Visceral leishmaniasis: A chronic and potentially fatal parasitic disease of the viscera (particularly the liver, spleen, bone marrow and lymph nodes) due to infection by Leishmania donovani. Also known as Kala-azar.
Leishmania donovani is transmitted by sandfly bites in parts of Asia (primarily India), Africa (primarily Sudan) and South America (primarily Brazil) where all together there are an estimated half million cases per year. There are also several hundred cases yearly in Europe (primarily in the Mediterranean region) and a few in North America.
Visceral leishmaniasis can cause no or few symptoms but typically is associated with fever, loss of appetite (anorexia), fatigue, enlargement of the liver, spleen and nodes and suppression of the bone marrow. Visceral leishmaniasis also increases the risk of other secondary infections. The first oral drug found to be effective for treating visceral leishmaniasis is miltefosine.

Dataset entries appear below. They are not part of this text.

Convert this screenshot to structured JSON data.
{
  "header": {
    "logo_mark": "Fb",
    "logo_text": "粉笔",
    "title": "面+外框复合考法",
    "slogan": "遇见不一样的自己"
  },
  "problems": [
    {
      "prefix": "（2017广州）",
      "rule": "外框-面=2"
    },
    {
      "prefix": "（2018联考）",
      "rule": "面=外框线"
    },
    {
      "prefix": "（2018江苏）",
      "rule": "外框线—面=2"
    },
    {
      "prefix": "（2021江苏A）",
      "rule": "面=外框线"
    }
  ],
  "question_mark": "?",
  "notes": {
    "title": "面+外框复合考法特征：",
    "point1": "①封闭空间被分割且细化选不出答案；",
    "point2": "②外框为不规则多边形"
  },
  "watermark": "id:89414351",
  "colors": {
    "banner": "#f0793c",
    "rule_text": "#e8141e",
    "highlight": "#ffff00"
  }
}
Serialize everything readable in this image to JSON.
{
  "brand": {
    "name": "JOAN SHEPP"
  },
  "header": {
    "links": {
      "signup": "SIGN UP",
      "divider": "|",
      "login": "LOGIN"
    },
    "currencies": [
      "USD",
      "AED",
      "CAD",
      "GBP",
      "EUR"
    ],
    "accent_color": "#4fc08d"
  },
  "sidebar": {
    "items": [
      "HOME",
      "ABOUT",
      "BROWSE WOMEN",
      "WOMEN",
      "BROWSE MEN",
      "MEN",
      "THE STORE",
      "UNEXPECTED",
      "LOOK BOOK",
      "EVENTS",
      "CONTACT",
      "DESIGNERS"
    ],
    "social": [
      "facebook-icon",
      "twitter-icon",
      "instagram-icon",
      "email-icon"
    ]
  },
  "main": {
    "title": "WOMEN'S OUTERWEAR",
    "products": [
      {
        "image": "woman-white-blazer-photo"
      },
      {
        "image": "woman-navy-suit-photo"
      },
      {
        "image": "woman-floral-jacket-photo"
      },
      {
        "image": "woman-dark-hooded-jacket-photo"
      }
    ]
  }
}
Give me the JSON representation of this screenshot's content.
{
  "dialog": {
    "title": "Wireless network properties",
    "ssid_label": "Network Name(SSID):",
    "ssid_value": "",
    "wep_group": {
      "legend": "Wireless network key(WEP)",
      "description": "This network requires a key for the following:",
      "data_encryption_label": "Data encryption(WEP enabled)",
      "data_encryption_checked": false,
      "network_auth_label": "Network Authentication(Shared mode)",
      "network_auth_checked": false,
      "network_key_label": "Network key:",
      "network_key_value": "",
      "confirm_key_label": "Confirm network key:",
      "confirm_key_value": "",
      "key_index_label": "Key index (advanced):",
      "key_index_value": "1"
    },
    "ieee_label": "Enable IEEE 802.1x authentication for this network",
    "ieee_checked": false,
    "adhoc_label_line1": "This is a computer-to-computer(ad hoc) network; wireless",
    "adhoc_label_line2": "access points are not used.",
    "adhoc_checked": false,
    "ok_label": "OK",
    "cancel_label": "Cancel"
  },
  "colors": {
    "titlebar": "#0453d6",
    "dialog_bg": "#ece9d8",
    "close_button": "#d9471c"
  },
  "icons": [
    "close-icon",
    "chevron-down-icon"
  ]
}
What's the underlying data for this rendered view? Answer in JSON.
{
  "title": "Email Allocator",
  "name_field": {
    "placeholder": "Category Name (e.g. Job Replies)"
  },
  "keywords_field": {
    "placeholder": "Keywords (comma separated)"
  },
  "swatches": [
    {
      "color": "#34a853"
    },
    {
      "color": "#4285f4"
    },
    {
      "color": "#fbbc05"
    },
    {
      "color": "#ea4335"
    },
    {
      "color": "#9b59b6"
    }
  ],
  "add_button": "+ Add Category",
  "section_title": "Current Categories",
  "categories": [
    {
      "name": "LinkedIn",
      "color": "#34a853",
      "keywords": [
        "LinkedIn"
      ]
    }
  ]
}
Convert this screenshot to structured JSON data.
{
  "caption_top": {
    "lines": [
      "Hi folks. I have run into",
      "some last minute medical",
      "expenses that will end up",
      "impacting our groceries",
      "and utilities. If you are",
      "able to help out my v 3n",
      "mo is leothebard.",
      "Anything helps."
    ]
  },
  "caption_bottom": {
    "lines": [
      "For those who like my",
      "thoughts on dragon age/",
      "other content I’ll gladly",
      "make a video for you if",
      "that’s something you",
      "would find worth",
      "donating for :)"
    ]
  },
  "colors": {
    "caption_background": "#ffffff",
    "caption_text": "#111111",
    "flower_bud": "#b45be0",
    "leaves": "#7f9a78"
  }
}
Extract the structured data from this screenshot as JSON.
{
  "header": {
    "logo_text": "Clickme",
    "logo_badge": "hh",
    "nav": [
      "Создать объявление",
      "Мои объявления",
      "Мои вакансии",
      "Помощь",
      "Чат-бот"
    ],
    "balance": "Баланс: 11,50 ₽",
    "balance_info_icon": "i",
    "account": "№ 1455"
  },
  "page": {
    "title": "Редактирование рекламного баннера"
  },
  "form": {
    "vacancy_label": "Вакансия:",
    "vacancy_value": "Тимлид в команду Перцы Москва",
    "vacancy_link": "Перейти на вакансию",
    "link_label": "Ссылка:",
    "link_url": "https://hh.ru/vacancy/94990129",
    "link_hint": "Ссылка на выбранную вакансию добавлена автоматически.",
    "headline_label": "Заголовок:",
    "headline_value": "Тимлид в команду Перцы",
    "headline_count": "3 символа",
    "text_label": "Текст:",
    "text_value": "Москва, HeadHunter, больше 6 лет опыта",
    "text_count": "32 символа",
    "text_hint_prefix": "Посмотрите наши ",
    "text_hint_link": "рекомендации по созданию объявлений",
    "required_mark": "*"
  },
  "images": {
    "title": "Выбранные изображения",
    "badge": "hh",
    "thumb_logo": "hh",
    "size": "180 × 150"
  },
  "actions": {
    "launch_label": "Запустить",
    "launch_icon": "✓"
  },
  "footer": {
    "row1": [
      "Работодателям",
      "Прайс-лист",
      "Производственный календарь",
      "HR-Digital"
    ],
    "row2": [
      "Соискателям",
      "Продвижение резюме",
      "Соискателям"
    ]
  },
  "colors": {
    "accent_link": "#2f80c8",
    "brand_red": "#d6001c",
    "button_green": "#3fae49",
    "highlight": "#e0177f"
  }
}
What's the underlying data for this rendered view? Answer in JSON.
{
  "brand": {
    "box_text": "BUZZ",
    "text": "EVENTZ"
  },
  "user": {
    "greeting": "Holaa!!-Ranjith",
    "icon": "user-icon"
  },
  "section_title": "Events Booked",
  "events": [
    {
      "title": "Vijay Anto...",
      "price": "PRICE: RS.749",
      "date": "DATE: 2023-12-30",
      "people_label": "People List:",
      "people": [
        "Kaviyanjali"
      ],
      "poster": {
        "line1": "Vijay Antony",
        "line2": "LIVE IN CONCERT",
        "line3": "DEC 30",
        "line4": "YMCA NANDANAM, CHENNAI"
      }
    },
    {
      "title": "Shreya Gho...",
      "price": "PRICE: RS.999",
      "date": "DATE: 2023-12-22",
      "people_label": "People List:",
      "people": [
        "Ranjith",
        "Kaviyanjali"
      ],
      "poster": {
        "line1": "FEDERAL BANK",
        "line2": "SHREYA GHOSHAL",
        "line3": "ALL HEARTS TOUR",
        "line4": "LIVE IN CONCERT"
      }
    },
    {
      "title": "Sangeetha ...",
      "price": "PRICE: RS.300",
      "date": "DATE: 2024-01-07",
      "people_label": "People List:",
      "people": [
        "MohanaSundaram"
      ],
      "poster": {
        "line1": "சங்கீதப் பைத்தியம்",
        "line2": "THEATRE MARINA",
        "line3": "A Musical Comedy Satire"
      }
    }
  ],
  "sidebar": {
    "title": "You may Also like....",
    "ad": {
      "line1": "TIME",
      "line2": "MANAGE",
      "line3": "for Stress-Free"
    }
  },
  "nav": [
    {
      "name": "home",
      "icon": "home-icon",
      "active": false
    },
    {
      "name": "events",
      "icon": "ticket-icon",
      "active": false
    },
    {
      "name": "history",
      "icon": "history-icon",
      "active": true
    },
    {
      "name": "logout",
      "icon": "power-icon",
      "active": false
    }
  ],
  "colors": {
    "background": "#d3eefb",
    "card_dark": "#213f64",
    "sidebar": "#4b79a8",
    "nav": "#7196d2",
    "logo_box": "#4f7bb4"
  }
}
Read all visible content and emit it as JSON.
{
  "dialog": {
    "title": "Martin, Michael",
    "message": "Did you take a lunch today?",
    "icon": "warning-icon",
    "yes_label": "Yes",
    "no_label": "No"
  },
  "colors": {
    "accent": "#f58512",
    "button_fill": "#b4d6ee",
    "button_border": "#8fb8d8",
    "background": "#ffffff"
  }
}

The name "Leischmania donovani" honors two men: the British pathologist William Boog Leishman who in 1903 wrote about the protozoa that causes kala-azar and the researcher C. Donovan, who made the same discovery independently the same year.